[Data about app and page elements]
┌────────

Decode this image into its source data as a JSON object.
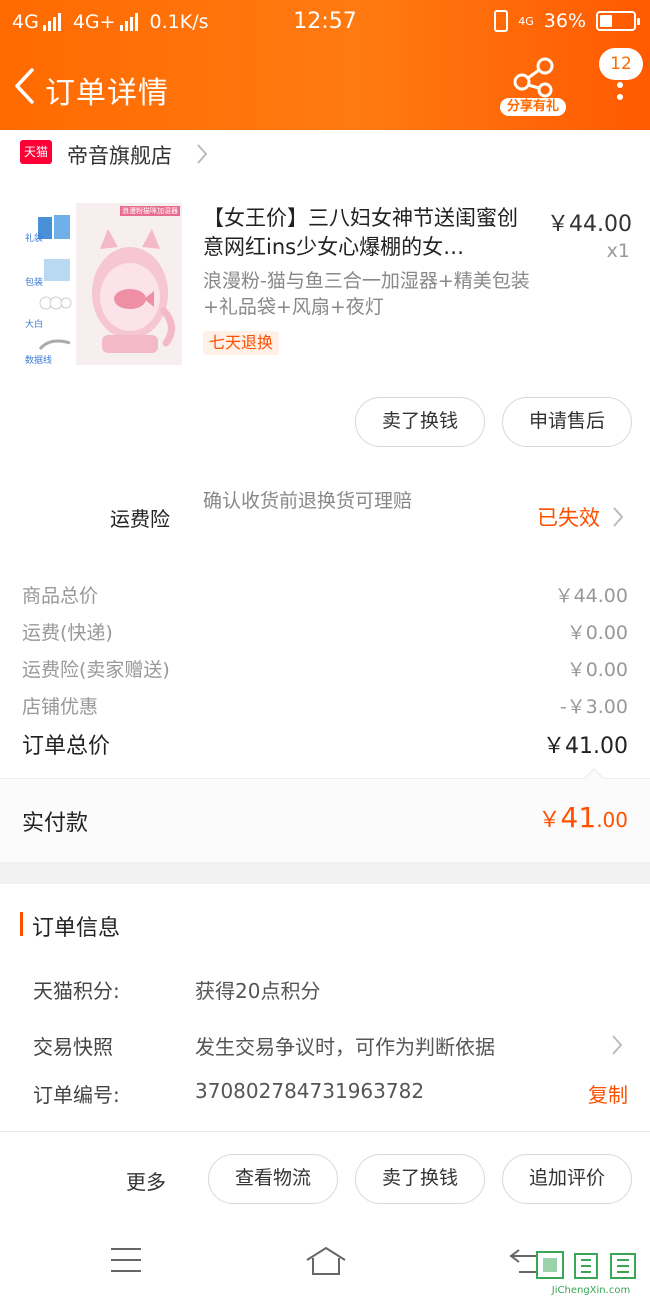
{
  "status_bar": {
    "network1": "4G",
    "network2": "4G+",
    "speed": "0.1K/s",
    "time": "12:57",
    "net_badge": "4G",
    "battery": "36%"
  },
  "nav": {
    "title": "订单详情",
    "share_label": "分享有礼",
    "message_count": "12"
  },
  "shop": {
    "logo_text": "天猫",
    "name": "帝音旗舰店"
  },
  "product": {
    "thumb_banner": "浪漫粉猫咪加湿器",
    "thumb_labels": [
      "礼袋",
      "包装",
      "大白",
      "数据线"
    ],
    "title": "【女王价】三八妇女神节送闺蜜创意网红ins少女心爆棚的女…",
    "price": "￥44.00",
    "quantity": "x1",
    "sku": "浪漫粉-猫与鱼三合一加湿器+精美包装+礼品袋+风扇+夜灯",
    "return_tag": "七天退换"
  },
  "item_actions": {
    "resell": "卖了换钱",
    "after_sale": "申请售后"
  },
  "insurance": {
    "label": "运费险",
    "description": "确认收货前退换货可理赔",
    "status": "已失效"
  },
  "price_details": [
    {
      "label": "商品总价",
      "value": "￥44.00"
    },
    {
      "label": "运费(快递)",
      "value": "￥0.00"
    },
    {
      "label": "运费险(卖家赠送)",
      "value": "￥0.00"
    },
    {
      "label": "店铺优惠",
      "value": "-￥3.00"
    }
  ],
  "order_total": {
    "label": "订单总价",
    "value": "￥41.00"
  },
  "paid": {
    "label": "实付款",
    "currency": "￥",
    "integer": "41",
    "decimal": ".00"
  },
  "order_info": {
    "title": "订单信息",
    "rows": [
      {
        "key": "天猫积分:",
        "value": "获得20点积分"
      },
      {
        "key": "交易快照",
        "value": "发生交易争议时，可作为判断依据"
      },
      {
        "key": "订单编号:",
        "value": "370802784731963782",
        "action": "复制"
      }
    ]
  },
  "bottom_actions": {
    "more": "更多",
    "logistics": "查看物流",
    "resell": "卖了换钱",
    "review": "追加评价"
  },
  "watermark": {
    "text": "JiChengXin.com"
  },
  "colors": {
    "primary": "#ff6a00",
    "accent_text": "#ff5000",
    "tmall_red": "#ff0036"
  }
}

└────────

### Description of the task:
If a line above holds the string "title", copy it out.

### Written response:
    "title": "订单详情",
    "title": "【女王价】三八妇女神节送闺蜜创意网红ins少女心爆棚的女…",
    "title": "订单信息",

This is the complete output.